India's indigenous medical drawings found to be influenced by Persian and Tibetian styles
| Tuesday, February 2, 2016 - 11:29
Kolkata: The development of Indian medicine had "powerful influences" from Persia and Tibet in its anatomical drawings and illustrations, says the project head of Medicine Corner, an ongoing three-city exhibition exploring India's plurality of cultures of medicine.
"Though India had a vast body of medical literature, there are very very few anatomical illustrations in any of the classic indigenous medical texts. It is deeply textual and the tradition of anatomical illustrations comes from abroad," the Britain-based Ratan Vaswani told IANS here during the Kolkata edition of the event.
Christened "Jeevanchakraa" (Akar Prakar Gallery, Kolkata) and "Tabiyat" at Chhatrapati Shivaji Maharaj Vastu Sangrahalaya (CSMVS) in Mumbai, the programme is an initiative of Britain's Wellcome Collection, a global health charity.
Exhibits include sculptures, clothing, textiles, decorative wrestling clubs, manuscripts, intimate personal items such as combs and foot scrubbers, medical instruments, domestic utensils, oil paintings, drawings, prints, photographs, plaques and board games (including a snakes and ladders board from the late 18th century - the game has Indian roots).
"There are very powerful Persian and Muslim influences in the development of Indian medicine," said Vaswani.
As an example, he highlighted a 14th century Persian work called "Tasrih-i-Mansuri" and its 18th century western Indian copy that fuses Persian and Indian styles.
"The Hindu copy takes the anatomical model- Persian style of circular hand and hands on thigh squatting pose - and adds on to it the Chakra. So it's a fusion of the physical view in Muslim style with Indian metaphysical view," said Vaswani, who curated "Tabiyat".
In addition, as for the trans-Himalayan influence, the "The Ayurvedic Man" is evidence of the corresponding drawing styles.

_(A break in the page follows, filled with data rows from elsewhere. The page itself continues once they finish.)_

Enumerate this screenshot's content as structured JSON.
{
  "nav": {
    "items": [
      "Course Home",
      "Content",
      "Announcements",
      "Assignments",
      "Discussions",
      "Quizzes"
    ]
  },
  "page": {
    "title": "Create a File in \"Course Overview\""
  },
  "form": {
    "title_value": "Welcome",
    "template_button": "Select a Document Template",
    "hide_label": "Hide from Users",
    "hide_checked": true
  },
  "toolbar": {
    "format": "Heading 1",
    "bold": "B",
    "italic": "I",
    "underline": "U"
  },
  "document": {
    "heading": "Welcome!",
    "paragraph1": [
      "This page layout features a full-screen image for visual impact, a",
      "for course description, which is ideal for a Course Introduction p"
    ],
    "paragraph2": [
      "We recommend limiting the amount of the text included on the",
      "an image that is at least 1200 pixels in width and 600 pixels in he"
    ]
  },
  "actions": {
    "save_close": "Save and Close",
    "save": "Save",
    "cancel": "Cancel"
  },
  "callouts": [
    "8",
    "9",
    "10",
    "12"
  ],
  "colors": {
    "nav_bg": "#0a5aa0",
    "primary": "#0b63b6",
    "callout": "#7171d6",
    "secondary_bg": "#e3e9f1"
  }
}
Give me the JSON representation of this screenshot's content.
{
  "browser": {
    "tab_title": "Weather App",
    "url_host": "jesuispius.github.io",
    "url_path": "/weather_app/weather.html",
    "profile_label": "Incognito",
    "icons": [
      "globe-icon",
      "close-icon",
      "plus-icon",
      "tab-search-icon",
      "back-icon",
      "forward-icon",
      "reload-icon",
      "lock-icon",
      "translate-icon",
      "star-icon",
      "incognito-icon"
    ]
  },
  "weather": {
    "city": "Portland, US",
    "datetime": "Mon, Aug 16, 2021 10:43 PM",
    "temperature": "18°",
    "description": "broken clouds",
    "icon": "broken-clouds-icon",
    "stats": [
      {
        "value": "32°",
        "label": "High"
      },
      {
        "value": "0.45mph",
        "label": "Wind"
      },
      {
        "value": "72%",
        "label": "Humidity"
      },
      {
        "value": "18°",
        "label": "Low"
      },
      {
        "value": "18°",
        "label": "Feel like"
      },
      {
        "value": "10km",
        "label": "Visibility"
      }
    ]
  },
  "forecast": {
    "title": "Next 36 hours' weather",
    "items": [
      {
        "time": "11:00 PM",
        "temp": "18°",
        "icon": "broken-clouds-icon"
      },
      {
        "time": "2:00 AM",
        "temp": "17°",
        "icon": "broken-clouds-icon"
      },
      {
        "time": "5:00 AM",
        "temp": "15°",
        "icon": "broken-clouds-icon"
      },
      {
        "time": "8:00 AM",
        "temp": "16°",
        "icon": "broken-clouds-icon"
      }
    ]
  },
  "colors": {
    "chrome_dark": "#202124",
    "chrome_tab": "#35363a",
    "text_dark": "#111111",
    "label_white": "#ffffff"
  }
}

"It is the only known historical illustration of the human anatomy as understood in Ayurveda. What India takes from Tibet is the drawing style and what Tibet takes from India is its Ayurvedic theory... it takes the theoretical basis of Indian medicine," added Vaswani.